Vox Media will be ending contracts with California freelance writers ahead of the state's implementation of a bill intended to protect workers from exploitation as independent contractors.
In a story on SB Nation's website published Monday titled "Thank You, California," SB Nation executive director John Ness writes that "in the early weeks and months of 2020, we will end our contracts with most contractors at California brands." He adds, "This shift is part of a business and staffing strategy that we have been exploring over the past two years, but one that is also necessary in light of California’s new independent contractor law, which goes into effect January 1, 2020. That new law makes it impossible for us to continue with our current California team site structure because it restricts contractors from producing more than 35 written content 'submissions' per year."
Ness adds that SB Nation will not be replacing California jobs with freelancers in other states, but will be encouraging its current freelance writers to apply for full- and part-time jobs with the brand.
CNBC reported Monday that, in addition to SB Nation, Vox Media websites Eater and Curbed will also change their relationship with California freelancers, which will result in "hundreds" of gigs being cut. The Hollywood Reporter has reached out to Vox Media for a comment.

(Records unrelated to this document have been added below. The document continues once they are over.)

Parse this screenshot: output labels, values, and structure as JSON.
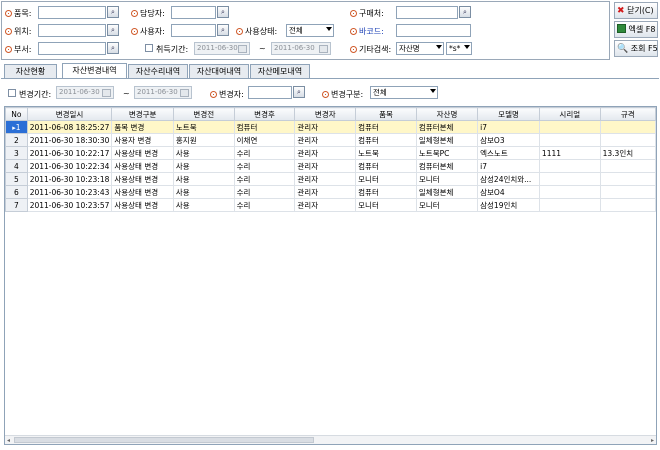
{
  "filters": {
    "item_label": "품목:",
    "location_label": "위치:",
    "dept_label": "부서:",
    "manager_label": "담당자:",
    "user_label": "사용자:",
    "acquire_label": "취득기간:",
    "status_label": "사용상태:",
    "status_value": "전체",
    "buyer_label": "구매처:",
    "barcode_label": "바코드:",
    "other_search_label": "기타검색:",
    "other_search_field": "자산명",
    "other_search_value": "*s*",
    "acquire_from": "2011-06-30",
    "acquire_to": "2011-06-30",
    "tilde": "~"
  },
  "actions": {
    "close_label": "닫기(C)",
    "excel_label": "엑셀 F8",
    "search_label": "조회 F5"
  },
  "tabs": [
    "자산현황",
    "자산변경내역",
    "자산수리내역",
    "자산대여내역",
    "자산메모내역"
  ],
  "subfilters": {
    "change_period_label": "변경기간:",
    "from": "2011-06-30",
    "to": "2011-06-30",
    "tilde": "~",
    "changer_label": "변경자:",
    "change_type_label": "변경구분:",
    "change_type_value": "전체"
  },
  "table": {
    "columns": [
      "No",
      "변경일시",
      "변경구분",
      "변경전",
      "변경후",
      "변경자",
      "품목",
      "자산명",
      "모델명",
      "시리얼",
      "규격"
    ],
    "rows": [
      [
        "1",
        "2011-06-08 18:25:27",
        "품목 변경",
        "노트북",
        "컴퓨터",
        "관리자",
        "컴퓨터",
        "컴퓨터본체",
        "i7",
        "",
        ""
      ],
      [
        "2",
        "2011-06-30 18:30:30",
        "사용자 변경",
        "홍지원",
        "이채연",
        "관리자",
        "컴퓨터",
        "일체형본체",
        "삼보O3",
        "",
        ""
      ],
      [
        "3",
        "2011-06-30 10:22:17",
        "사용상태 변경",
        "사용",
        "수리",
        "관리자",
        "노트북",
        "노트북PC",
        "엑스노트",
        "1111",
        "13.3인치"
      ],
      [
        "4",
        "2011-06-30 10:22:34",
        "사용상태 변경",
        "사용",
        "수리",
        "관리자",
        "컴퓨터",
        "컴퓨터본체",
        "i7",
        "",
        ""
      ],
      [
        "5",
        "2011-06-30 10:23:18",
        "사용상태 변경",
        "사용",
        "수리",
        "관리자",
        "모니터",
        "모니터",
        "삼성24인치와...",
        "",
        ""
      ],
      [
        "6",
        "2011-06-30 10:23:43",
        "사용상태 변경",
        "사용",
        "수리",
        "관리자",
        "컴퓨터",
        "일체형본체",
        "삼보O4",
        "",
        ""
      ],
      [
        "7",
        "2011-06-30 10:23:57",
        "사용상태 변경",
        "사용",
        "수리",
        "관리자",
        "모니터",
        "모니터",
        "삼성19인치",
        "",
        ""
      ]
    ]
  },
  "icons": {
    "lookup": "magnifier-icon",
    "close": "red-x-icon",
    "excel": "excel-icon",
    "search": "search-icon",
    "row_pointer": "row-pointer-icon"
  },
  "colors": {
    "selected_row": "#fff7c8",
    "row_indicator": "#2b6fd6",
    "label_dot": "#d05a2a",
    "barcode_label": "#1a3fb5"
  }
}
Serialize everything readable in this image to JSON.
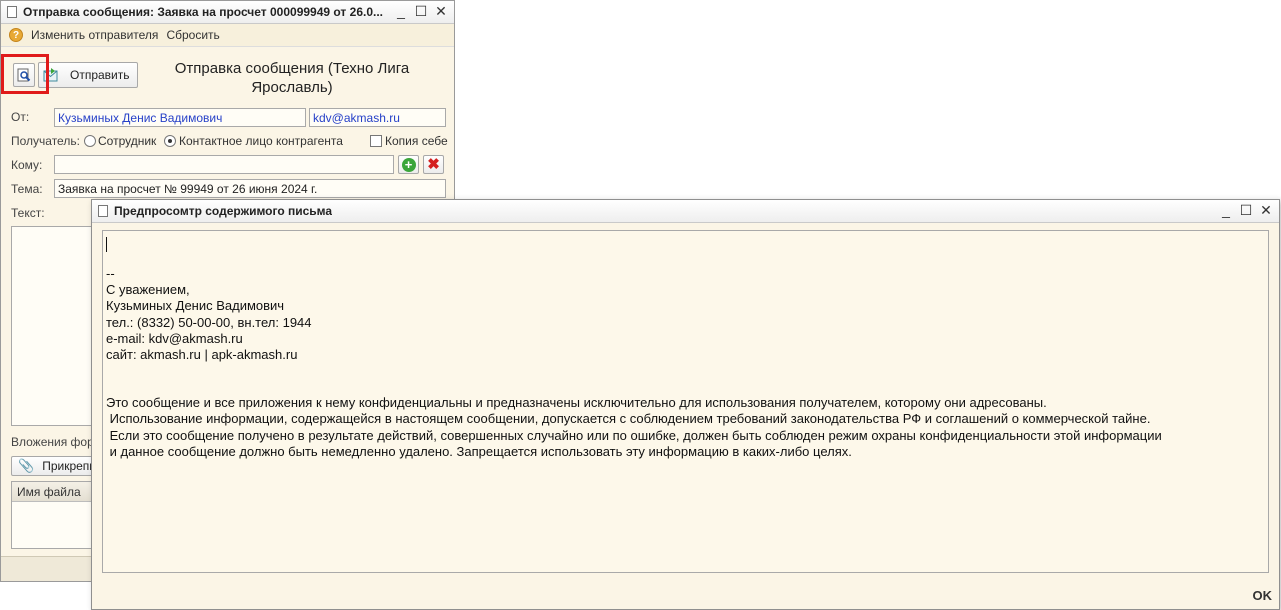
{
  "window1": {
    "title": "Отправка сообщения: Заявка на просчет 000099949 от 26.0...",
    "controls": {
      "minimize": "_",
      "maximize": "☐",
      "close": "✕"
    },
    "cmd": {
      "change_sender": "Изменить отправителя",
      "reset": "Сбросить"
    },
    "send_button": "Отправить",
    "form_title": "Отправка сообщения (Техно Лига Ярославль)",
    "from_label": "От:",
    "from_name": "Кузьминых Денис Вадимович",
    "from_email": "kdv@akmash.ru",
    "recipient_label": "Получатель:",
    "radio_employee": "Сотрудник",
    "radio_contact": "Контактное лицо контрагента",
    "copy_self": "Копия себе",
    "to_label": "Кому:",
    "to_value": "",
    "subject_label": "Тема:",
    "subject_value": "Заявка на просчет № 99949 от 26 июня 2024 г.",
    "text_label": "Текст:",
    "attachments_label": "Вложения форм",
    "attach_button": "Прикрепит",
    "table_header": "Имя файла"
  },
  "window2": {
    "title": "Предпросомтр содержимого письма",
    "controls": {
      "minimize": "_",
      "maximize": "☐",
      "close": "✕"
    },
    "body_lines": [
      "--",
      "С уважением,",
      "Кузьминых Денис Вадимович",
      "тел.: (8332) 50-00-00, вн.тел: 1944",
      "e-mail: kdv@akmash.ru",
      "сайт: akmash.ru | apk-akmash.ru",
      "",
      "",
      "Это сообщение и все приложения к нему конфиденциальны и предназначены исключительно для использования получателем, которому они адресованы.",
      " Использование информации, содержащейся в настоящем сообщении, допускается с соблюдением требований законодательства РФ и соглашений о коммерческой тайне.",
      " Если это сообщение получено в результате действий, совершенных случайно или по ошибке, должен быть соблюден режим охраны конфиденциальности этой информации",
      " и данное сообщение должно быть немедленно удалено. Запрещается использовать эту информацию в каких-либо целях."
    ],
    "ok": "OK"
  }
}
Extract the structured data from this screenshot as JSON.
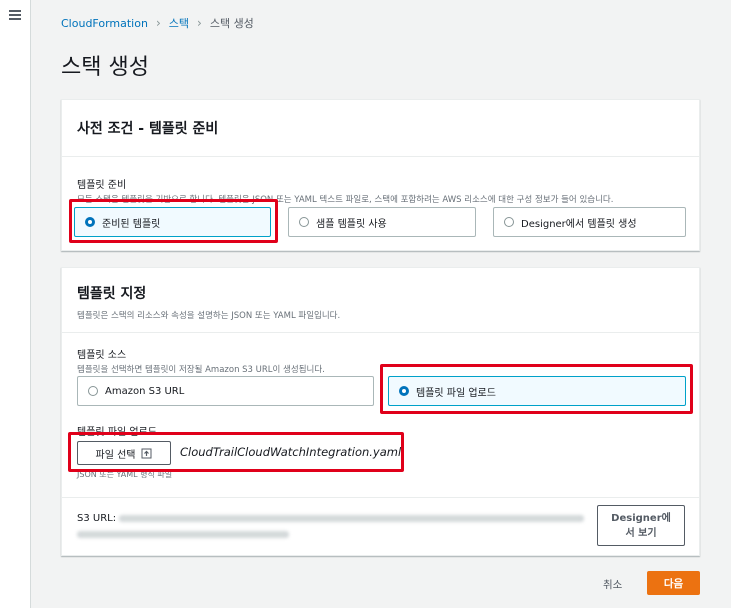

Vox Media, led by CEO Jim Bankoff, joins several other publications in revamping their relationship to California freelancers in the wake of the AB-5 bill being signed into law in Sept. 18. Sources tell THR that Business Insider has capped freelance writers at writing 35 articles per year, reacting to the law's language that 35 "submissions" may be provided per year. Sources have additionally provided THR with job notices in transcription, blogging and SEO writing that have stated California freelancers will not be considered.
Intended to protect independent contractors from being exploited and codifying an earlier court decision into law, AB-5 aims to end the misclassification of workers as freelancers when they do work that is integral to a company's business model. A provision in the bill that states that a freelance journalist is capped at writing 35 "submissions" per year per "putative employer" has drawn ire from freelance writers, however, who fear their livelihoods are at stake.
A group of California freelance writers has since organized the Facebook group California Freelance Writers United, met with legislators regarding a proposed amendment and organized a group get-together for the first time in person on Sunday at The Wing in Los Angeles to discuss future plans.
"Unfortunately, this is exactly what we predicted would happen, and exactly what we told lawmakers would happen. There is simply no incentive for digital media companies and outlets to keep working with California-based freelance writers," California Freelance Writers United co-leader Alisha Grauso said in a statement to THR. "Even if companies aren't misclassifying their employees, the language of the bill is simultaneously so draconian and so vague that many companies just don't want the headache of interpretation or risk of violation. And why would they? They can simply go outside of California to find more writers."
Added Grauso, "Vox is the most high-profile outlet we've seen laying off writers in response to AB-5 so far, but other companies have already sent out emails to CA freelancers terminating their contracts. Others are blacklisting CA-based writers from applying to freelance gigs. Frustratingly, even if a few staff jobs are added in response to AB-5 — which is unlikely except at the biggest outlets with the deepest pockets — the handful of roles created won't make up for the thousands of freelance writers losing steady gigs because of the bill. The math is completely upside-down and freelance writers are coming out on the losing end."
Similar gig economy legislation is also being currently considered in New Jersey and New York, where freelance writers have also pushed back against such proposed measures.
This article was originally published by The Hollywood Reporter.